At 2355H an audible hissing sound originating from the crater was heard at the northwest lower slope of the volcano. Similar events occurred at 2356H and 0132H today and were recorded as low frequency type volcanic earthquakes. Nine (9) low frequency and seven (7) high frequency volcanic earthquakes and four (4) episodes of high frequency short duration tremors were detected during the past 24 hours. On the other hand, the Sulfur Dioxide (SO2) emission rate dropped from 8,500 tonnes/day (t/d) to 1,200 tonnes/day (t/d). Steam emission from the summit varied from weak to moderate and drifted north-northwest. Crater glow was still observed during the night.
The moderate number of recorded volcanic earthquakes is due to the readjustment the volcano is still undergoing after it erupted. As expected, the residual magma that remains at the whole length of the volcanic pipe and near the summit continue to release large amount of volcanic gases. Crater glow will also be continually observed due to the still hot lava deposit at the summit crater.

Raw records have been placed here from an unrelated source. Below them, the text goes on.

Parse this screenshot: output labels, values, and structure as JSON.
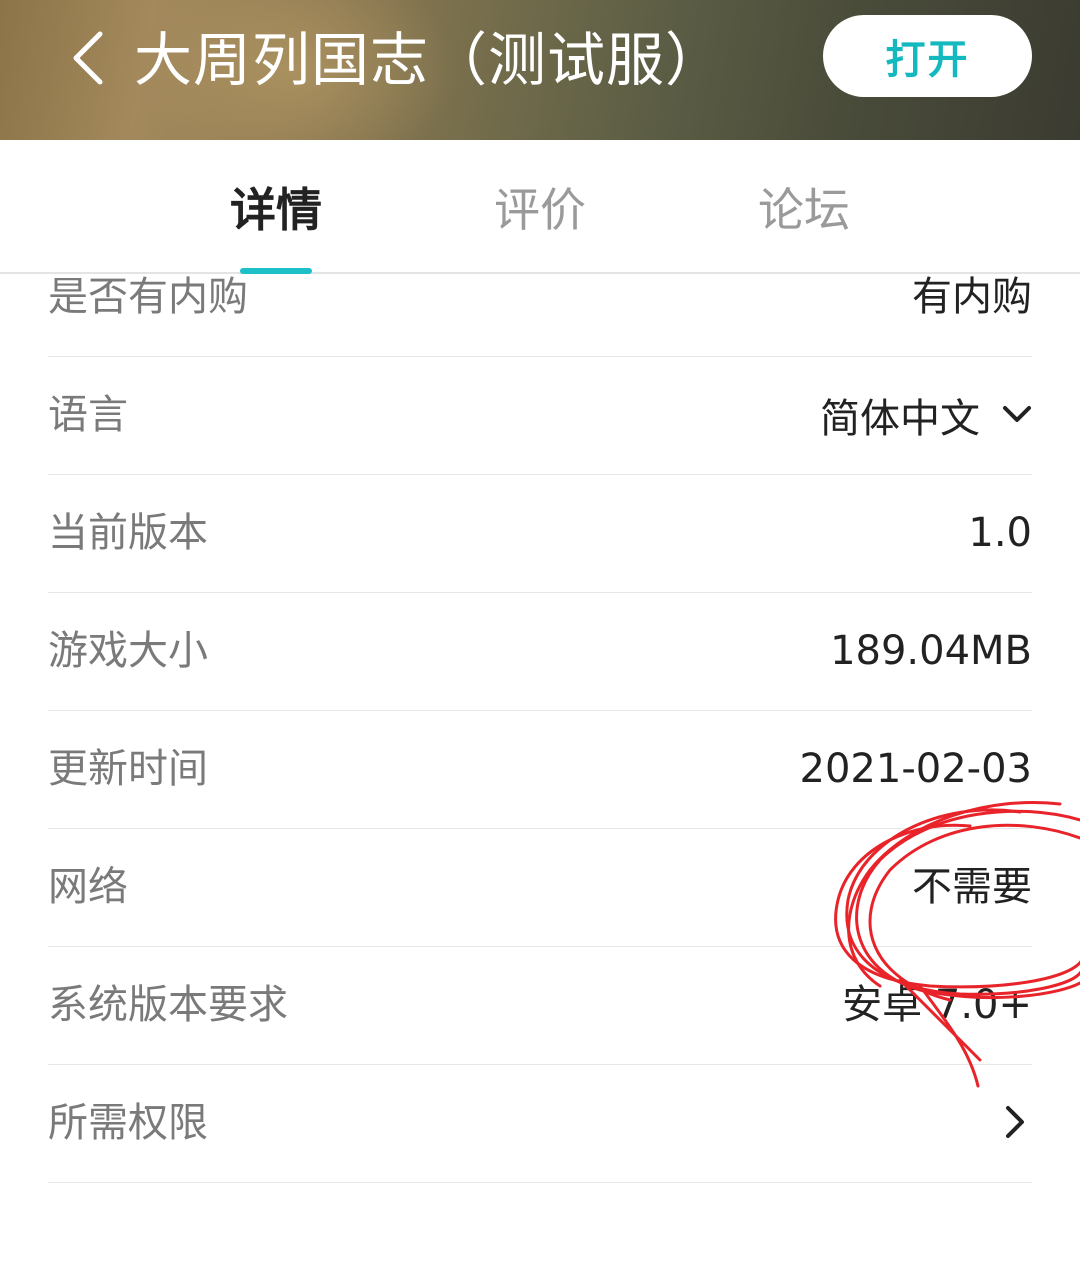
{
  "header": {
    "back_icon": "chevron-left-icon",
    "title": "大周列国志（测试服）",
    "open_label": "打开",
    "accent_color": "#14b9c0"
  },
  "tabs": [
    {
      "label": "详情",
      "active": true
    },
    {
      "label": "评价",
      "active": false
    },
    {
      "label": "论坛",
      "active": false
    }
  ],
  "details": [
    {
      "label": "是否有内购",
      "value": "有内购"
    },
    {
      "label": "语言",
      "value": "简体中文",
      "icon": "chevron-down-icon"
    },
    {
      "label": "当前版本",
      "value": "1.0"
    },
    {
      "label": "游戏大小",
      "value": "189.04MB"
    },
    {
      "label": "更新时间",
      "value": "2021-02-03"
    },
    {
      "label": "网络",
      "value": "不需要"
    },
    {
      "label": "系统版本要求",
      "value": "安卓 7.0+"
    },
    {
      "label": "所需权限",
      "value": "",
      "icon": "chevron-right-icon"
    }
  ],
  "annotation_color": "#e8242a"
}
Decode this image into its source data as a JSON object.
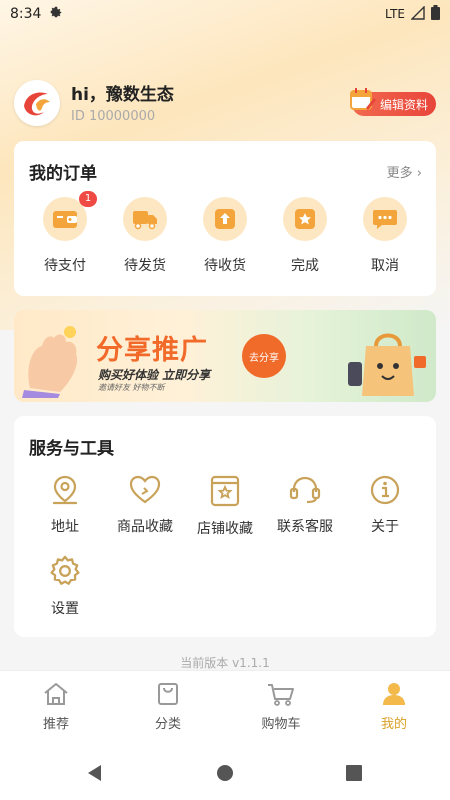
{
  "status_bar": {
    "time": "8:34",
    "network": "LTE"
  },
  "profile": {
    "greeting": "hi，豫数生态",
    "user_id": "ID 10000000",
    "edit_label": "编辑资料"
  },
  "orders": {
    "title": "我的订单",
    "more_label": "更多 ›",
    "items": [
      {
        "label": "待支付",
        "icon": "wallet-icon",
        "badge": "1"
      },
      {
        "label": "待发货",
        "icon": "truck-icon"
      },
      {
        "label": "待收货",
        "icon": "box-icon"
      },
      {
        "label": "完成",
        "icon": "star-box-icon"
      },
      {
        "label": "取消",
        "icon": "chat-icon"
      }
    ]
  },
  "banner": {
    "title": "分享推广",
    "subtitle": "购买好体验 立即分享",
    "note": "邀请好友 好物不断",
    "button_label": "去分享"
  },
  "services": {
    "title": "服务与工具",
    "items": [
      {
        "label": "地址",
        "icon": "location-icon"
      },
      {
        "label": "商品收藏",
        "icon": "heart-icon"
      },
      {
        "label": "店铺收藏",
        "icon": "store-star-icon"
      },
      {
        "label": "联系客服",
        "icon": "headset-icon"
      },
      {
        "label": "关于",
        "icon": "info-icon"
      },
      {
        "label": "设置",
        "icon": "gear-icon"
      }
    ]
  },
  "version_text": "当前版本 v1.1.1",
  "tabbar": {
    "items": [
      {
        "label": "推荐",
        "icon": "home-icon"
      },
      {
        "label": "分类",
        "icon": "bag-icon"
      },
      {
        "label": "购物车",
        "icon": "cart-icon"
      },
      {
        "label": "我的",
        "icon": "user-icon",
        "active": true
      }
    ]
  },
  "colors": {
    "accent": "#d9a12a",
    "badge": "#ef4a44",
    "edit_button": "#e8453a",
    "banner_title": "#f26a2a",
    "icon_fill": "#f3a43a"
  }
}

PHIVOLCS maintains Alert Level 3 over Mayon, meaning that there is less probability of hazardous explosive eruption. However, the public is reminded that sudden explosion may occur due to localized pockets of gas within the magmatic system. The effects of these explosions are expected to be contained within the 6-kilometer radius Permanent Danger Zone around the volcano and within the 7-kilometer radius Extended Danger Zone in the southeast quadrant. The danger zones should remain off-limits to everybody including trekkers, tourists and other visitors. It is important to note that independent of alert level, the new lava flow deposits are very unstable and a large proportion of pyroclastic deposits is still susceptible to erosion and subsequent remobilization as secondary pyroclastic flows, lahars or debris flows. Residents living near river channels are, therefore, reminded that should rainfall become intense and prolonged, pyroclastic materials deposited along the slopes are susceptible to erosion and subsequent remobilization as lahars or debris flows towards the lower slopes. The areas in which potentially destructive volcanic lahars may occur are lowlands fronting the Mabinit and Boyuan-Padang river channels in Legaspi City; Miisi in Daraga; Tumpa, Anoling and Quirangay channels in Camalig; Maninila channel in Guinobatan; Basud-Lidong channels in Sto. Domingo; Bulawan channel in Malilipot; San Vicente and Buang channels in Tabaco and Upper Nasisi and Upper Nabontan in Ligao.